“Every child is an artist.  The problem is how to remain an artist once we grow up.”

Pablo Picasso





Being Small in a Big World

My three dogs, Charley, Maggie and Lucy were in a little huddle the other day, looking intently at something.  I knew I should check it out.  They were just staring at the smallest most incredibly cute wood mouse (I found out the name later).  When I first saw it I wasn’t sure what it was because I’d never seen such a round body on a mouse.  Even though it was very small, I could see the tiny nails on its “toes” that were spaced very far apart. The dogs surprisingly were not trying to play with it, just looking on silently.  I got them in the house and moved it to a new location.


I couldn’t take a picture so I drew one.  Looking at it made me think about how huge everything must seem to such a tiny creature.  How vulnerable it is to everything.
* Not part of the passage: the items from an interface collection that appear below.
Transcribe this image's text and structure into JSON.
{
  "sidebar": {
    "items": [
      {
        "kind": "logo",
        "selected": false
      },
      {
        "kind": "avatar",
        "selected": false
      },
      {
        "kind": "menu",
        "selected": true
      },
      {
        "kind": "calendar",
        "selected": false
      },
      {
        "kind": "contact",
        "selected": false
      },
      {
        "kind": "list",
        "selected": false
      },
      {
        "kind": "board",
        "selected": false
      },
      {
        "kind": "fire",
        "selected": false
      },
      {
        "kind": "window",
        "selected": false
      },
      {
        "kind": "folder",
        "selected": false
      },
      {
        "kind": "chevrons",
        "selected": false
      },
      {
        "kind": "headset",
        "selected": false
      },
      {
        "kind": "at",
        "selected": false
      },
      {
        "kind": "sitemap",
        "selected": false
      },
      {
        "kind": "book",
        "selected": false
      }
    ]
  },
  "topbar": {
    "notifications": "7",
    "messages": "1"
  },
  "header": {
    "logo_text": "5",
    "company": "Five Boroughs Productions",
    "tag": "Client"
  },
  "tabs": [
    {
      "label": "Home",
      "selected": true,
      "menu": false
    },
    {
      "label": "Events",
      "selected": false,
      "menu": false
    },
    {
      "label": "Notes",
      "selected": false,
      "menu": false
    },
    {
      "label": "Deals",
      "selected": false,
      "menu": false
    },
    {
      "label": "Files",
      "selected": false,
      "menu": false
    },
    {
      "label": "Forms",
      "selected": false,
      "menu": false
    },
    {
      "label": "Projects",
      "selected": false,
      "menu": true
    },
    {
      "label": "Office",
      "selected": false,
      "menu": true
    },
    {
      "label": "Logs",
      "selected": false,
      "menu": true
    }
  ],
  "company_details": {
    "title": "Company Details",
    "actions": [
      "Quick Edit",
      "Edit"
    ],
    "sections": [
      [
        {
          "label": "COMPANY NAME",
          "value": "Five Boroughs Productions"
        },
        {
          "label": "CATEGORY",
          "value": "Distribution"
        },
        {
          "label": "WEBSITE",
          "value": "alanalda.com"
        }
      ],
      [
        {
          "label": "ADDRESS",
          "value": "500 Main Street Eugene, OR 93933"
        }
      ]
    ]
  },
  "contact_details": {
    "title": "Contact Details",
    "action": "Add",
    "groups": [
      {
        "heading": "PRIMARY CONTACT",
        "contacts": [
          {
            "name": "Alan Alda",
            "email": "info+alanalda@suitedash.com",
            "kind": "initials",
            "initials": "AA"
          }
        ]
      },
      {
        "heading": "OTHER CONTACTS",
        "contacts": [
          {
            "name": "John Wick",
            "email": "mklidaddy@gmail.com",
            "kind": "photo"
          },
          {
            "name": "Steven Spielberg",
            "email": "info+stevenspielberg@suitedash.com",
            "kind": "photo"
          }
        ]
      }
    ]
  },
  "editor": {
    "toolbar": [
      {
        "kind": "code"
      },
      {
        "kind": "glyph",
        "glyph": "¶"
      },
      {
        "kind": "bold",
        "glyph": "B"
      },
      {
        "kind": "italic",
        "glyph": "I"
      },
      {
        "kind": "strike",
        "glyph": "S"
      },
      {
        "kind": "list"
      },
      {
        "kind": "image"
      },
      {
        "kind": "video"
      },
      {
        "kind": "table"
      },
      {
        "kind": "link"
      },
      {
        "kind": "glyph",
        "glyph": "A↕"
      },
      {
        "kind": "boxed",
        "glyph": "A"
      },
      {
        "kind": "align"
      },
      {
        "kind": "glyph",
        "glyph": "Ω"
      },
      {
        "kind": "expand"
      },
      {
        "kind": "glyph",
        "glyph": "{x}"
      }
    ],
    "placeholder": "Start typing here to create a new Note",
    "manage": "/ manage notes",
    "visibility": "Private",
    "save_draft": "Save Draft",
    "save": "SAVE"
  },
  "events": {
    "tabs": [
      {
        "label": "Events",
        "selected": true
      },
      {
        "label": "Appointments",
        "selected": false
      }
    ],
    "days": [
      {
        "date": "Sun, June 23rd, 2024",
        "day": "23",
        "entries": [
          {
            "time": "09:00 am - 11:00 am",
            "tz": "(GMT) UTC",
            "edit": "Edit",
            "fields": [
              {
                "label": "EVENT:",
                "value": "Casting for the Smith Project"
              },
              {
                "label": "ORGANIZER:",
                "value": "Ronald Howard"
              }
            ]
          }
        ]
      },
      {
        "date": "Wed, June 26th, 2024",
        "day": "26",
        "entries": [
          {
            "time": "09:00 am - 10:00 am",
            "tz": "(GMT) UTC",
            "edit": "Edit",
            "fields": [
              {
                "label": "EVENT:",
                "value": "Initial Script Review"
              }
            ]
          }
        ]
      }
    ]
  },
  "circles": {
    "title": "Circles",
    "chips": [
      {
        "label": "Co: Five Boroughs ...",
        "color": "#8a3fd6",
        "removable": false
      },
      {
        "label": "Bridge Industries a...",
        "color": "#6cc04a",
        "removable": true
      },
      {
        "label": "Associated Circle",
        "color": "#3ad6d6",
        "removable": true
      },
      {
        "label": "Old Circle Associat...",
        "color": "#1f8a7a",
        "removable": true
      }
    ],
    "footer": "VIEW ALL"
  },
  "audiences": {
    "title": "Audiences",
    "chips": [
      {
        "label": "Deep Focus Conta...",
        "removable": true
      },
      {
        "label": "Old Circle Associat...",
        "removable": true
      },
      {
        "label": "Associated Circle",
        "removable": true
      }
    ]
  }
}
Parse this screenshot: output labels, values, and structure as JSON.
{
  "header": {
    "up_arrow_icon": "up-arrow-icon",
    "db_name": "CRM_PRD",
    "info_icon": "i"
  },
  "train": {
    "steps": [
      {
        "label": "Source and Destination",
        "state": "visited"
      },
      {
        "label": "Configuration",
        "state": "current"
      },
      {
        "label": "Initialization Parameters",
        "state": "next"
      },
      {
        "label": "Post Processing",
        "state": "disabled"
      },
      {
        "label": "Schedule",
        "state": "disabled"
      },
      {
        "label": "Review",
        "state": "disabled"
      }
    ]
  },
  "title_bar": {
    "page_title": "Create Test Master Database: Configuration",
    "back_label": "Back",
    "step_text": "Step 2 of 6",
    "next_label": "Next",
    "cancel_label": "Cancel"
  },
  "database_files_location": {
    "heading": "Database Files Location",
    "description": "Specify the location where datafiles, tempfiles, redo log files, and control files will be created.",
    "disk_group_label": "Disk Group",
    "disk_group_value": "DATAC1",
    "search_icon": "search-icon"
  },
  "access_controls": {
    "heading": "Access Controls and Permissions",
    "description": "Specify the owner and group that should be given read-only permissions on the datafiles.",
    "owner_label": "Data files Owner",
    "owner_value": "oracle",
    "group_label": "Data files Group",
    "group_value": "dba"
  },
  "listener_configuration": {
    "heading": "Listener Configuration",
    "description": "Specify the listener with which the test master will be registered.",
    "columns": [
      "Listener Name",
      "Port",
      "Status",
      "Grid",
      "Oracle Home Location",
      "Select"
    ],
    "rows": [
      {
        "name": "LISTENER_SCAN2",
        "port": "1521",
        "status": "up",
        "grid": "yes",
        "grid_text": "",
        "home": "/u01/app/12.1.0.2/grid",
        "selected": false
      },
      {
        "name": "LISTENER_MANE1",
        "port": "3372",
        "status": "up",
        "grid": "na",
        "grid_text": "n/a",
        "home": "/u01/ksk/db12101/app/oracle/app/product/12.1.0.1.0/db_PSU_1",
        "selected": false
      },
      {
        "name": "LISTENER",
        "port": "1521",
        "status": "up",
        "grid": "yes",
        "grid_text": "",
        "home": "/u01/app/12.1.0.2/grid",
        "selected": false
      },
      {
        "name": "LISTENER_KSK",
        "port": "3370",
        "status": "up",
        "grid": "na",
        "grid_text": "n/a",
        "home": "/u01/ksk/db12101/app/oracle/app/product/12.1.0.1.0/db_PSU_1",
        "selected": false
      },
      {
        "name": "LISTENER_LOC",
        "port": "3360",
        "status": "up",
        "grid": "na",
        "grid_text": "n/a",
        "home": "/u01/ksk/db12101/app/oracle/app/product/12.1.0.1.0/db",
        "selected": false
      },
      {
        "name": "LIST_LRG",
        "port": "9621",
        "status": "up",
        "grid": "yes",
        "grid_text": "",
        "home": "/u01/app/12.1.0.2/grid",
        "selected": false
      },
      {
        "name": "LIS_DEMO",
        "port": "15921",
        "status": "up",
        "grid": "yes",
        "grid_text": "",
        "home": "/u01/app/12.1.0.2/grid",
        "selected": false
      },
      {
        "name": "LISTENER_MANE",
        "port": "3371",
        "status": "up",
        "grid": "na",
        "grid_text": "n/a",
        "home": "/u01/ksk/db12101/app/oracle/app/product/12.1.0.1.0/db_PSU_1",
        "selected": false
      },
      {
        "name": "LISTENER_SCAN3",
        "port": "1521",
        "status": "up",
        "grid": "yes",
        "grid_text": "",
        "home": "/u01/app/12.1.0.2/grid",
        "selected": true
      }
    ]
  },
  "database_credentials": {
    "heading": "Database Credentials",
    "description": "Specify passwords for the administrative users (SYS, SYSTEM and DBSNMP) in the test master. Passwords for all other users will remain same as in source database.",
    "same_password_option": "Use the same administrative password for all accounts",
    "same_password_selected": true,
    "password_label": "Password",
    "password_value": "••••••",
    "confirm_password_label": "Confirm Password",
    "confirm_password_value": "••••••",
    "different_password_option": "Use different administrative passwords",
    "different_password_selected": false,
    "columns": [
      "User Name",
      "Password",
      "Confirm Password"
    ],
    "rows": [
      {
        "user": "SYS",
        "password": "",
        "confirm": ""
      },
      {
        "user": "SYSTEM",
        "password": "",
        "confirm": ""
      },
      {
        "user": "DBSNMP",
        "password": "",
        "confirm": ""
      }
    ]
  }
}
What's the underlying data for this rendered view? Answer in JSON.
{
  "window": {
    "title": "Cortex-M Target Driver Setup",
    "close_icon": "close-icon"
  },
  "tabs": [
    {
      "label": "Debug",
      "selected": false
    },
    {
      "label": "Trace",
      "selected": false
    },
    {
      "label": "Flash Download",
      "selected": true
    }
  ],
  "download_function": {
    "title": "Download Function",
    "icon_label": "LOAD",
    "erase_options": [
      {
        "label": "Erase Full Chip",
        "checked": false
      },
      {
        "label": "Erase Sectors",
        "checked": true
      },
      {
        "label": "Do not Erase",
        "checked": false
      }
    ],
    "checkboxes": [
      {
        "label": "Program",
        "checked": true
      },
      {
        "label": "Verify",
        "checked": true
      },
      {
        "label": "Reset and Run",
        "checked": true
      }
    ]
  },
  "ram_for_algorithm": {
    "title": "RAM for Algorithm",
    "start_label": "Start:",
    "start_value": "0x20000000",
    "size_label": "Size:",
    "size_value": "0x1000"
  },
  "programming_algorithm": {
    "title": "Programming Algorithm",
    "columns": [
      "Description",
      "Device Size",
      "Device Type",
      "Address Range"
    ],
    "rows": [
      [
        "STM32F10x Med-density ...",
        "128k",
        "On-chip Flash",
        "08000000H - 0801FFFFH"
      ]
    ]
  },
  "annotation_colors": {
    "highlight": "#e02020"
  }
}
I enjoy seeing critters come into the yard.  We’ve had opossums, raccoons, skunks, and the Coopers hawk I found standing in the bird bath.  The favorite of the dogs though are definitely squirrels.


They go along the walls and from one tree to the next, never having to touch ground.  Maggie and Lucy especially will continually rush outside when alerted by the dogs next door.  Ben, my Sheltie that passed way used to run in wide circles on the ground as the squirrels darted across the telephone wires. He had a very strong herding instinct.


Now that it’s October I’ve been getting some Christmas ornament ideas together for a friend’s church boutique, the proceeds going to a couple charities.  It’s fun to be creative, no matter what the project.  I’ve got the materials, now it’s time to cut, paste, paint and sew.



A neighbor left a bag of oranges on my porch, perfect for freshly squeezed juice.  A last taste of summer.


“You can’t use up creativity.  The more you use, the more you have.”

Maya Angelou


Create something.






Heat Wave

Autumn.  When I was teaching ESL to adults I would have them brainstorm at the start of each new season and list the colors, clothing, weather, activities, etc. for that season.  Then they would take the ideas from the list and make sentences, if they were beginning students, and a paragraph if they were more advanced.  And so, at the start of this new season I am reminded of their lists of ideas as fall clothing and decorations replace the summer displays at department stores.  At home as well.  My son had pulled out a tray of olive oil drizzled yams from the oven, and the color…well, autumn.


The beach and the color blue was never associated with fall, but today in Los Angeles we experienced the first day of a heat wave.  A walk along the shore this morning at 9:30 was quite warm.  Actually hot.  But the ocean was cool on your feet and the color matched the royal blue of the sky.  Gorgeous.



I saw an excellent movie with a phenomenal true story.  The name is “Pride.”  It takes place during Margaret Thatcher’s term as Prime Minister.  The miners in Wales were on strike for a year.  A small group of gay activists decided to collect money to help the families.  The unfolding story of awareness, growth and solidarity was truly uplifting, and demonstrated what can be accomplished by being open to the idea that equality is not exclusive. The characters really made you feel the struggle, the Welsh countryside was beautiful, and Bill Nighy once again showed the British mastery of the art of acting.


Besides my mixed media pieces, I’m working on a map series.  I’ve loved maps since I was very young.  My brother and I had a stamp collection as kids, and the names were so “foreign” sounding.  Iran, Mozambique, Borneo.  We’d have to look up the locations on a map.  It was always a mystery what these places were actually like.  The world seemed much larger then.  Now we are so connected to every name in a world atlas.  But the names, locations, even the different types of maps were interesting.  I remember that the ones depicting vegetation were the most colorful, with stripes resembling a rainbow.  In my map series I’m using many different mediums.  Below is one that at this point resembles a quilt, but it is only in its beginning stage.


“Can anything be sadder than work left unfinished?  Yes; work never begun.”    Christina Rossetti, Author

Begin something.